    25 March 2017 – Hedge Planting Day 2 – Further Progress Made

    Planting along the eastern edge of the field was completed (southwards alongside the bridle path from NGR TG 40933 15864 to its intersection with Church Road).


  • Wild Flower Project 2018-19

    Community Wood Planting

    The focus of attention shifted from planting communal areas in the village and efforts to encourage planting indigneous varities in residents’ gardens to tackling the large canvas of the Community Wood.

    Acitivites ranged from planting perimeter hedges to laying out sweeping walkways with cluster planting of wild flowers.

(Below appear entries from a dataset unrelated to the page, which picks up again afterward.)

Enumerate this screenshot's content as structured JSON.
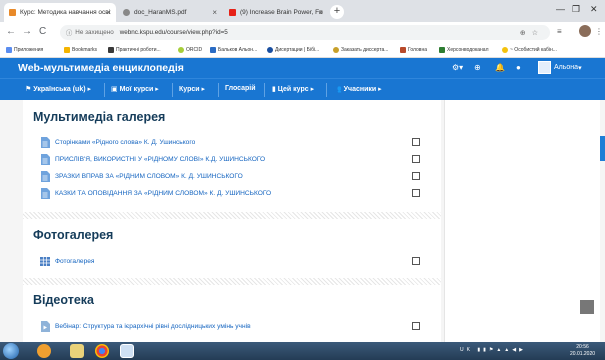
{
  "browser": {
    "tabs": [
      {
        "label": "Курс: Методика навчання осві",
        "active": true
      },
      {
        "label": "doc_HaranMS.pdf",
        "active": false
      },
      {
        "label": "(9) Increase Brain Power, Fo",
        "active": false
      }
    ],
    "new_tab": "+",
    "address": {
      "security": "Не захищено",
      "url": "webnc.kspu.edu/course/view.php?id=5"
    },
    "bookmarks": [
      "Приложения",
      "Bookmarks",
      "Практичні роботи...",
      "ORCID",
      "Бальков Альон...",
      "Дисертации | Бібі...",
      "Заказать диссерта...",
      "Головна",
      "Херсонводоканал",
      "~ Особистий кабін..."
    ]
  },
  "site": {
    "title": "Web-мультимедіа енциклопедія",
    "user_name": "Альона"
  },
  "menu": [
    "Українська (uk)",
    "Мої курси",
    "Курси",
    "Глосарій",
    "Цей курс",
    "Учасники"
  ],
  "sections": [
    {
      "title": "Мультимедіа галерея",
      "items": [
        "Сторінками «Рідного слова» К. Д. Ушинського",
        "ПРИСЛІВ'Я, ВИКОРИСТНІ У «РІДНОМУ СЛОВІ» К.Д. УШИНСЬКОГО",
        "ЗРАЗКИ ВПРАВ ЗА «РІДНИМ СЛОВОМ» К. Д. УШИНСЬКОГО",
        "КАЗКИ ТА ОПОВІДАННЯ ЗА «РІДНИМ СЛОВОМ» К. Д. УШИНСЬКОГО"
      ]
    },
    {
      "title": "Фотогалерея",
      "items": [
        "Фотогалерея"
      ]
    },
    {
      "title": "Відеотека",
      "items": [
        "Вебінар: Структура та ієрархічні рівні дослідницьких умінь учнів"
      ]
    }
  ],
  "taskbar": {
    "lang": "UK",
    "time": "20:56",
    "date": "20.01.2020"
  },
  "colors": {
    "brand": "#1976d2",
    "link": "#1565c0",
    "section_title": "#153c5a"
  }
}
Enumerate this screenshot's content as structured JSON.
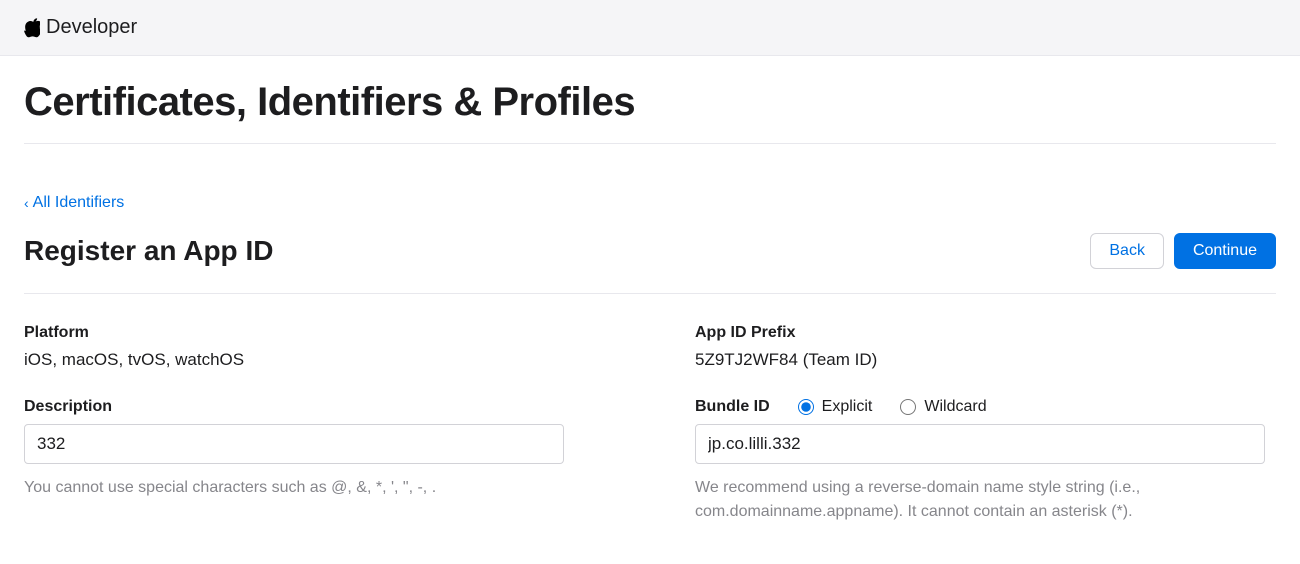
{
  "topbar": {
    "brand": "Developer"
  },
  "page": {
    "main_title": "Certificates, Identifiers & Profiles",
    "back_link": "All Identifiers",
    "sub_title": "Register an App ID",
    "back_button": "Back",
    "continue_button": "Continue"
  },
  "form": {
    "platform": {
      "label": "Platform",
      "value": "iOS, macOS, tvOS, watchOS"
    },
    "description": {
      "label": "Description",
      "value": "332",
      "help": "You cannot use special characters such as @, &, *, ', \", -, ."
    },
    "app_id_prefix": {
      "label": "App ID Prefix",
      "value": "5Z9TJ2WF84 (Team ID)"
    },
    "bundle_id": {
      "label": "Bundle ID",
      "explicit_label": "Explicit",
      "wildcard_label": "Wildcard",
      "selected": "explicit",
      "value": "jp.co.lilli.332",
      "help": "We recommend using a reverse-domain name style string (i.e., com.domainname.appname). It cannot contain an asterisk (*)."
    }
  }
}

    Primroses and native bluebells were planted in the open central area of the wood and snowdrops are dotted among the trees.  The hedging comprises hawthorn, dog rose, field maple, guelder rose, hornbeam and wild privet. It is hoped these will attract and provide food for the wildlife.

    Tree species planted are a mixture of evergreens and deciduous and comprise common, red and evergreen oak, lime, beech, yew. hornbeam, holly and silver birch and more shrubby plants such as dogwood and guelder rose are mixed among them. This has been a wonderful community project with lots of parishioners taking part in the planting .


  • Wild Flower Project 2020

    2020 – Year of the Global Pandemic

    The first Lockdown in March 2020 followed by the subsequent Social Distancing restrictions meant there were no group activities in connection with the Wild Flower Project.

    Lockdown Good Friday 2020 – Ducks Taking Advantage Of Human-Free Staithe